Who Benefits From Plasma Donation? - Canadian Plasma Resources

Plasma donation can be a rewarding way to help others and make a difference in your community. Plasma is a vital component of blood that helps support the body’s immune system and plays a critical role in treating various medical conditions. Plasma donations treat patients with bleeding disorders, immune deficiencies, and other serious medical conditions. In this article, we will explore the potential benefits of this plasma donation.

What to Know Before Plasma Donation

Before you donate plasma, ensure that you are in good health. It is important to make sure that you are in good health and meet the eligibility requirements for donating plasma. Most healthy adults who weigh at least 110 pounds and are between 18 and 65 are eligible to donate plasma. However, some specific medical conditions and medications may disqualify you from donating. These medical conditions include HIV, and cancer, among others. Therefore, it is important to consult a healthcare professional before donating.

How to Prepare for Plasma Donation

On the day of your plasma donation appointment, be certain to get sufficient rest and have a good breakfast. Drink lots of fluids, but do not consume coffee, tea, or alcohol; these beverages dry out your system. It is good to drink water or juice instead. Avoid eating anything fatty or greasy before donating plasma, as some foods can damage your plasma.

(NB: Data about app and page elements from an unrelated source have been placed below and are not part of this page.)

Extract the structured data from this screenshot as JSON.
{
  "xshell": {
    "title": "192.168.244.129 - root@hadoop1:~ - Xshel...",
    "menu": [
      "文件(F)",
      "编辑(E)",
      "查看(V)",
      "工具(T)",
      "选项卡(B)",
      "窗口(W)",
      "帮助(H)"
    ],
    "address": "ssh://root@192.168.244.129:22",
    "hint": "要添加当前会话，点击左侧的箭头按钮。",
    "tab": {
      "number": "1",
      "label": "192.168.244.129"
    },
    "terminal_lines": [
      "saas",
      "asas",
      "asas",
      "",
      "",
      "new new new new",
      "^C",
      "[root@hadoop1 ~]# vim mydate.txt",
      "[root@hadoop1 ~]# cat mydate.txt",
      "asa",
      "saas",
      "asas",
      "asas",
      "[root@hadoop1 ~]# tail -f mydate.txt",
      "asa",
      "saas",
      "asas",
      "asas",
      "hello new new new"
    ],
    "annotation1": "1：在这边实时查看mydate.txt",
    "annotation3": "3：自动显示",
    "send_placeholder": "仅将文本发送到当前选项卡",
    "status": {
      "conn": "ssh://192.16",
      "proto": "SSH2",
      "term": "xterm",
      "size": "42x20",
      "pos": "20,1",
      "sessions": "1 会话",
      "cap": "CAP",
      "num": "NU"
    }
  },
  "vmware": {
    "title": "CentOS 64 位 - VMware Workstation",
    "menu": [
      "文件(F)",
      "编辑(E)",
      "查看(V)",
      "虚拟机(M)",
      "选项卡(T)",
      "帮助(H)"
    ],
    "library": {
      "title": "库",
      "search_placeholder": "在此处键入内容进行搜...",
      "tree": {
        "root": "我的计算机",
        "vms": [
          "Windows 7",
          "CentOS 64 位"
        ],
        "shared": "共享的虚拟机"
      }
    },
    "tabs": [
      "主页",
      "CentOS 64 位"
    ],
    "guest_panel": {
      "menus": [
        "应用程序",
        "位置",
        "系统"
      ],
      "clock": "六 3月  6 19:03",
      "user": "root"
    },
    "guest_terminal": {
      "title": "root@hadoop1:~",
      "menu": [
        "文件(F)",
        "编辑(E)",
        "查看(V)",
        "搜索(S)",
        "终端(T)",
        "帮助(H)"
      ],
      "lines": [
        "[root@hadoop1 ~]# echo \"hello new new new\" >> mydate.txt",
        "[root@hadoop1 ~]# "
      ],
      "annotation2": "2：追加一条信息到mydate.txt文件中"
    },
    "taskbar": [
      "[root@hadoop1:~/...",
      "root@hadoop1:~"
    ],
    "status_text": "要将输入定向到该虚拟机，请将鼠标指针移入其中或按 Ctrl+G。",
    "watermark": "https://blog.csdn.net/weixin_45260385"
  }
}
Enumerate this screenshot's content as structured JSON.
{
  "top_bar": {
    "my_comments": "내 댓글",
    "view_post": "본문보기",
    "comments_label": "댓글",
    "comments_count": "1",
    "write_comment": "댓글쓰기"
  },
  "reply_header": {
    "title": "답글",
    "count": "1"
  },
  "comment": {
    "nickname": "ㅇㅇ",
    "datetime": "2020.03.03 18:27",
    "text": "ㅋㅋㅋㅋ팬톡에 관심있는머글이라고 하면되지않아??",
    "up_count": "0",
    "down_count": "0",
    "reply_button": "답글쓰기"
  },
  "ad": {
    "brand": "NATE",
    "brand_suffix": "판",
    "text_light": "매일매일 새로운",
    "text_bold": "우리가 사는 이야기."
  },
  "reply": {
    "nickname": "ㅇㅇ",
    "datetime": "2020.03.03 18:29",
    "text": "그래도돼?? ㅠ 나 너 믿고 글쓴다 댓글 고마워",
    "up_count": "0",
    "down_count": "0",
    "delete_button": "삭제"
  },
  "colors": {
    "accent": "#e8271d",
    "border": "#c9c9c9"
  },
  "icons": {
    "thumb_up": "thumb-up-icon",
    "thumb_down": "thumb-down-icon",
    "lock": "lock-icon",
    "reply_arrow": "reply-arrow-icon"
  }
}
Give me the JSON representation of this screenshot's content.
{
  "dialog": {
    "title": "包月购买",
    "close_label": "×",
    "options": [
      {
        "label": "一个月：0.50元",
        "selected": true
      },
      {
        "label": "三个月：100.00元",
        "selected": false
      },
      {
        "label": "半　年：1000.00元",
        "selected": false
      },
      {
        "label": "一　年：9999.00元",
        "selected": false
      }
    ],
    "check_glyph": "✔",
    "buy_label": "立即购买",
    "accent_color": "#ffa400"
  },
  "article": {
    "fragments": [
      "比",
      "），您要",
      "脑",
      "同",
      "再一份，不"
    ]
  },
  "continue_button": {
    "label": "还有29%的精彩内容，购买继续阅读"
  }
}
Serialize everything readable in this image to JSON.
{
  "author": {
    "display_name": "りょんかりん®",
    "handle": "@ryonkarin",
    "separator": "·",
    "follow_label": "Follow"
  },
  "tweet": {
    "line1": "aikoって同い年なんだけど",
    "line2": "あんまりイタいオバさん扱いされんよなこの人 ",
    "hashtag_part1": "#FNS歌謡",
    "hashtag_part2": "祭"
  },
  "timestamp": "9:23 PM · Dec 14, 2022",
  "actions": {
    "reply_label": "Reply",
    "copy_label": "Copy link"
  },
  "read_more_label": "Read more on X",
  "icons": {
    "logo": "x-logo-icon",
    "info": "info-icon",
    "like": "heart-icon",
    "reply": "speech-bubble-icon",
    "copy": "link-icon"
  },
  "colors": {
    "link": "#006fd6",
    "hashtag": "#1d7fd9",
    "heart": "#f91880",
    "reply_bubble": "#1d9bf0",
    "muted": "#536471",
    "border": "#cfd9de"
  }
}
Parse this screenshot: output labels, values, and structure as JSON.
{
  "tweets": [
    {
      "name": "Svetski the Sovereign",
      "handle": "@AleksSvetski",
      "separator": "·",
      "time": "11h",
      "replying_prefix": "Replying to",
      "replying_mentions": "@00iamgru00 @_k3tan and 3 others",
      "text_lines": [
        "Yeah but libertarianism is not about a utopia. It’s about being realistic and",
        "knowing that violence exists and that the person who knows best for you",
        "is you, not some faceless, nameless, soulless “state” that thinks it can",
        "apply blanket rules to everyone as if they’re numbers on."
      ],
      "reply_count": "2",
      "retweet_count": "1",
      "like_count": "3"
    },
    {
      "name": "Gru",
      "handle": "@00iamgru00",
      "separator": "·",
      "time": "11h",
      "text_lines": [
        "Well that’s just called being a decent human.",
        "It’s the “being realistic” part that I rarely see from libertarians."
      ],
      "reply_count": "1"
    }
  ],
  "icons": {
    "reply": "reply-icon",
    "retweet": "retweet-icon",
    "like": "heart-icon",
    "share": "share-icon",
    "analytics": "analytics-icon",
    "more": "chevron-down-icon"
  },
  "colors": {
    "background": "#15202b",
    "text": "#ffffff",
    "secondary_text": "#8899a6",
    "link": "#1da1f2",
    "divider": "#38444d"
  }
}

Finding a Donation Center

Once you have determined that you are eligible for a Plasma donation, the next step is to find a donation center near you. Plasma donation centers are located in hospitals, blood banks, and other medical facilities. You can find a donation center by doing an online search or contacting your local blood bank.

When you arrive at the donation center, they ask you to provide some personal information and undergo a medical screening. This medical screening will include a review of your medical history, a physical examination, and a series of tests to check your blood pressure, pulse, and iron levels. You will also be asked to provide a small sample of blood to test for infectious diseases such as HIV, hepatitis, and syphilis.

The actual donation process will begin if you pass the medical screening and are cleared to donate. The process of donating plasma takes some time and involves the use of a special machine called a plasmapheresis machine. This machine separates the plasma from the rest of your blood and then returns the remaining blood components back to your body.

The Donation Process

During the donation process, you will be seated in a comfortable chair, and your arm will be cleaned and sterilized. A needle will be inserted into a vein in your arm, and blood will be drawn through a sterile tubing system into the plasmapheresis machine. The machine will separate the plasma from your blood using centrifugation. The plasma will be collected in a sterile bag, while the remaining blood components will be returned to your body through the other arm.

After the plasma donation process is completed, you are given a small snack and encouraged to drink plenty of fluids to help your body replenish the fluids lost during the donation process. You should also avoid heavy lifting or strenuous activity for the rest of the day to allow your body time to recover.

There are several benefits of plasma donation. In addition to the satisfaction of knowing that you are helping others in need, donating plasma can also be a great way of having a full medical screening from time to time. Many plasma donation centers offer compensation to donors, although the amount can vary depending on the location and the demand for plasma at the time. Donating plasma is also a good way to maintain good health, as the medical screening and tests required during the donation process can help to identify any potential health issues that need to be addressed. Plasma donations can help save lives and improve the health of individuals in need, making them a valuable and important contribution to the medical community.